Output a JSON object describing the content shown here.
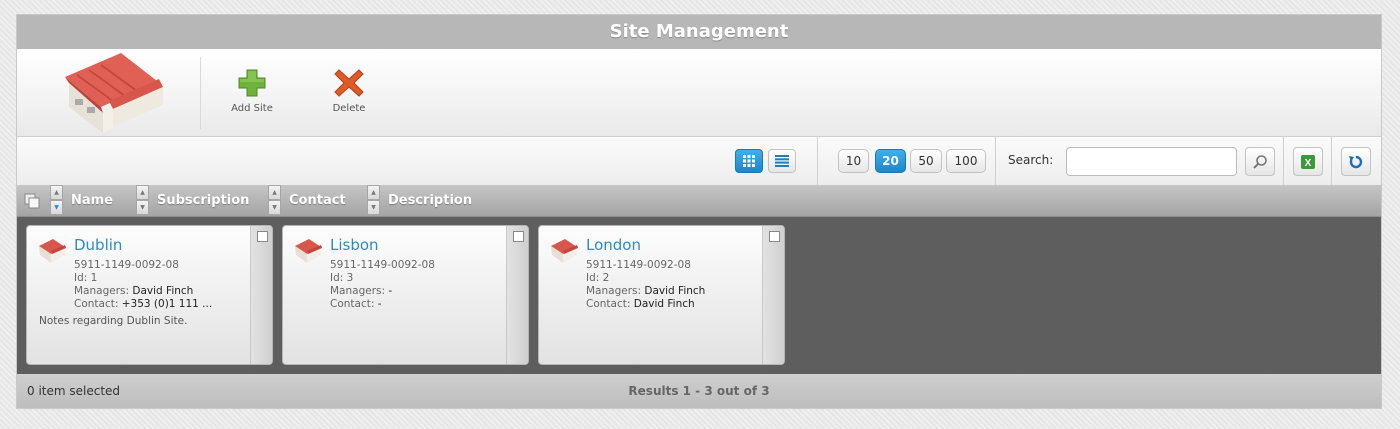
{
  "window": {
    "title": "Site Management"
  },
  "toolbar": {
    "logo_icon": "warehouse-icon",
    "add_label": "Add Site",
    "add_icon": "plus-icon",
    "delete_label": "Delete",
    "delete_icon": "x-icon"
  },
  "view": {
    "grid_icon": "grid-view-icon",
    "list_icon": "list-view-icon",
    "active": "grid"
  },
  "paging": {
    "sizes": [
      "10",
      "20",
      "50",
      "100"
    ],
    "active": "20"
  },
  "search": {
    "label": "Search:",
    "value": "",
    "placeholder": ""
  },
  "actions": {
    "search_icon": "magnifier-icon",
    "export_icon": "excel-icon",
    "refresh_icon": "refresh-icon"
  },
  "columns": [
    "Name",
    "Subscription",
    "Contact",
    "Description"
  ],
  "sites": [
    {
      "name": "Dublin",
      "subscription": "5911-1149-0092-08",
      "id_label": "Id:",
      "id": "1",
      "managers_label": "Managers:",
      "managers": "David Finch",
      "contact_label": "Contact:",
      "contact": "+353 (0)1 111 ...",
      "notes": "Notes regarding Dublin Site."
    },
    {
      "name": "Lisbon",
      "subscription": "5911-1149-0092-08",
      "id_label": "Id:",
      "id": "3",
      "managers_label": "Managers:",
      "managers": "-",
      "contact_label": "Contact:",
      "contact": "-",
      "notes": ""
    },
    {
      "name": "London",
      "subscription": "5911-1149-0092-08",
      "id_label": "Id:",
      "id": "2",
      "managers_label": "Managers:",
      "managers": "David Finch",
      "contact_label": "Contact:",
      "contact": "David Finch",
      "notes": ""
    }
  ],
  "status": {
    "selected": "0 item selected",
    "results": "Results 1 - 3 out of 3"
  },
  "colors": {
    "accent": "#2b8cc4",
    "active_button": "#1d86c9",
    "content_bg": "#5e5e5e"
  }
}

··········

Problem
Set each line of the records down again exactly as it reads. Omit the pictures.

Task solution
Output a JSON object describing the content shown here.
{
  "window": {
    "title": "Site Management"
  },
  "toolbar": {
    "logo_icon": "warehouse-icon",
    "add_label": "Add Site",
    "add_icon": "plus-icon",
    "delete_label": "Delete",
    "delete_icon": "x-icon"
  },
  "view": {
    "grid_icon": "grid-view-icon",
    "list_icon": "list-view-icon",
    "active": "grid"
  },
  "paging": {
    "sizes": [
      "10",
      "20",
      "50",
      "100"
    ],
    "active": "20"
  },
  "search": {
    "label": "Search:",
    "value": "",
    "placeholder": ""
  },
  "actions": {
    "search_icon": "magnifier-icon",
    "export_icon": "excel-icon",
    "refresh_icon": "refresh-icon"
  },
  "columns": [
    "Name",
    "Subscription",
    "Contact",
    "Description"
  ],
  "sites": [
    {
      "name": "Dublin",
      "subscription": "5911-1149-0092-08",
      "id_label": "Id:",
      "id": "1",
      "managers_label": "Managers:",
      "managers": "David Finch",
      "contact_label": "Contact:",
      "contact": "+353 (0)1 111 ...",
      "notes": "Notes regarding Dublin Site."
    },
    {
      "name": "Lisbon",
      "subscription": "5911-1149-0092-08",
      "id_label": "Id:",
      "id": "3",
      "managers_label": "Managers:",
      "managers": "-",
      "contact_label": "Contact:",
      "contact": "-",
      "notes": ""
    },
    {
      "name": "London",
      "subscription": "5911-1149-0092-08",
      "id_label": "Id:",
      "id": "2",
      "managers_label": "Managers:",
      "managers": "David Finch",
      "contact_label": "Contact:",
      "contact": "David Finch",
      "notes": ""
    }
  ],
  "status": {
    "selected": "0 item selected",
    "results": "Results 1 - 3 out of 3"
  },
  "colors": {
    "accent": "#2b8cc4",
    "active_button": "#1d86c9",
    "content_bg": "#5e5e5e"
  }
}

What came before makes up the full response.